Coffee blooming can be enhanced by learning about how this process works. Understanding how to properly bloom coffee will improve your observation skills and help you get better results. Begin by pouring hot water over the coffee grinds and allow it to soak for 30 to 45 seconds. Then, stir gently with a spoon.
Blooming is a very important part of coffee brewing. The foam that forms when hot water hits freshly ground coffee plays a significant role in the taste and aroma of the brewed beverage. This process releases carbon dioxide from the beans and allows for optimal extraction. In addition to being attractive, coffee blooming helps to retain more of the coffee’s flavor compounds.
Coffee beans have different levels of hardness, which determines the amount of gas released. Coffee beans with high hardness tend to bloom less than their less hard counterparts. Therefore, it is important to consider both the origin and the level of humidity before selecting a roasting temperature. As the roasting temperature increases, the amount of gas released by a bean increases.
The coffee blooming process occurs when trapped gases are released from a coffee bean after roasting. After roasting, these gases begin to escape, making the coffee bed less porous. This process continues for a couple of weeks after roasting. If you fail to allow your coffee to bloom, the result will be weak flavor.
Effect of water temperature on coffee blooming
The effect of water temperature on coffee blooming can vary greatly. This is due to a number of factors, including the outside temperature and the type of roast used for the beans. The lighter the roast, the more pronounced the bloom, while the darker the roast, the less pronounced the bloom. A dry environment will facilitate a higher degassing rate, while higher humidity levels will promote mold growth. In addition to room temperature and humidity, the type of bean also has an impact on the blooming process. Coffee from British Columbia will bloom better than one from Texas, for example. Another factor to consider is the hardness of the bean. Harder beans are more likely to release more gas during the process of degassing, and will therefore be harder to roast.

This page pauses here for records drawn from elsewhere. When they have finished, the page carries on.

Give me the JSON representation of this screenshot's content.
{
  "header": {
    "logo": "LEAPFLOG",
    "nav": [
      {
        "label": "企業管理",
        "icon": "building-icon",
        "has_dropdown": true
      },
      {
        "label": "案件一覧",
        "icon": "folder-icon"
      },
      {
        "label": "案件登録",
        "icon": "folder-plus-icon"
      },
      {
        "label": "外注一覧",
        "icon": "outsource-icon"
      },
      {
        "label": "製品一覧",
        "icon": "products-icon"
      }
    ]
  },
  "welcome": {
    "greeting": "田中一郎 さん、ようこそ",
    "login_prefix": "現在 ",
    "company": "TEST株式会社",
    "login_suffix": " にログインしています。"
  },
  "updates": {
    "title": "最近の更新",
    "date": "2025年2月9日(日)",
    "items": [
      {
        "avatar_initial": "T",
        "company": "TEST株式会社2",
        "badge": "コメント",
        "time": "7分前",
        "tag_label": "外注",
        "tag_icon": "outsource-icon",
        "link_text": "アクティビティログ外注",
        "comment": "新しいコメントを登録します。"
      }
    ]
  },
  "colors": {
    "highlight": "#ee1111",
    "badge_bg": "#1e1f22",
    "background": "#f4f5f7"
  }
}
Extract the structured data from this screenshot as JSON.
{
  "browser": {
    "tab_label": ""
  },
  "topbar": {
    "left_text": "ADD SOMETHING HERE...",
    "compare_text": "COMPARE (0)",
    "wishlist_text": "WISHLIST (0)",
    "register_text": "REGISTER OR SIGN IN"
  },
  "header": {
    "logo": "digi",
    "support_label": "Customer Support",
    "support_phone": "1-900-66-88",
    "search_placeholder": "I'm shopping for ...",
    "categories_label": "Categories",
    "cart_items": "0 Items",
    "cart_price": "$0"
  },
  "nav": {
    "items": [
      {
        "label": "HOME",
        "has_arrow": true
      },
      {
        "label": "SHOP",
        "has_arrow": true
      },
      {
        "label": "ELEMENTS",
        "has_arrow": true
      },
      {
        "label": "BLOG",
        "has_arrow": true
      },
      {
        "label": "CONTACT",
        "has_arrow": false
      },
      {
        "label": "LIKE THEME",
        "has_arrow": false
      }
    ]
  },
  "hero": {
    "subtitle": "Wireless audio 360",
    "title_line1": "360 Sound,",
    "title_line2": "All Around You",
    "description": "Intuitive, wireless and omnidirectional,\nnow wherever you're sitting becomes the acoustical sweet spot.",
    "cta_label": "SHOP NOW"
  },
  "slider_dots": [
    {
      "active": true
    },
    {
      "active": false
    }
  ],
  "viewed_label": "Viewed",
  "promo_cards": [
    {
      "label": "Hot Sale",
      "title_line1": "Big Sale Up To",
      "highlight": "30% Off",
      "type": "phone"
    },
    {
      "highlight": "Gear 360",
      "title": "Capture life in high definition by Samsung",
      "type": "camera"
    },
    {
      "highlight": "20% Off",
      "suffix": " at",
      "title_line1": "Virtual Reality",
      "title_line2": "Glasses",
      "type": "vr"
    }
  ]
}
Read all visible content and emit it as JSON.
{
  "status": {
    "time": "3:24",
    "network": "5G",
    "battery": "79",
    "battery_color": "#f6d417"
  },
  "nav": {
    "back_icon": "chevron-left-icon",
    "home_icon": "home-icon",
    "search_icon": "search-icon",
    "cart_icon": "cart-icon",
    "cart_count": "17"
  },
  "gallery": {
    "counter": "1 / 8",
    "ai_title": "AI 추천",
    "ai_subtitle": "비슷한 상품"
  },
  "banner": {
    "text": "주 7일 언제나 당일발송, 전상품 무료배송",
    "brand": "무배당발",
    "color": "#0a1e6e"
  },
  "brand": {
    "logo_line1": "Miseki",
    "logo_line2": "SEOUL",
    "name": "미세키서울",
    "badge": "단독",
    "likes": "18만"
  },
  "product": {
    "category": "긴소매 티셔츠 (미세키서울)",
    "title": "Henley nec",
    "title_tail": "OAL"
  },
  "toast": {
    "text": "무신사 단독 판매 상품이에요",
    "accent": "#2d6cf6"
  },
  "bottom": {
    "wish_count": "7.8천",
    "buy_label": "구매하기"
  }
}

Coffee blooming is best achieved by allowing the beans to bloom for about 30 to 40 seconds before regular brewing. This period allows the coffee beans to release carbon dioxide, which will be a small percentage of the final brew. This will enable the water added after the blooming period to extract only the desired flavor compounds.
High water temperatures will also accelerate the process of coffee blooming. When brewing coffee, the water temperature should be between 92 and 96 degrees Celsius. This temperature is necessary to achieve the bloom effect, but too high or too low will result in uneven roasting. Coffee that blooms at the wrong temperature will have a weak aroma and taste.
After the coffee is roasted, a carbon dioxide bubble will be released, increasing the flavor and aroma of the brewed drink. This is a natural process that occurs as a result of the roasting process. Once this occurs, the blooming stage can last up to a week or more.
The higher the water temperature, the more the soluble solids are dissolved from the coffee beans. As a result, coffee brewed at a higher temperature will have a higher TDS content than coffee brewed at lower temperatures. Higher water temperatures also make it more difficult to control the amount of extraction. If you’re not careful, the extraction rate will become too high and the coffee will be bitter.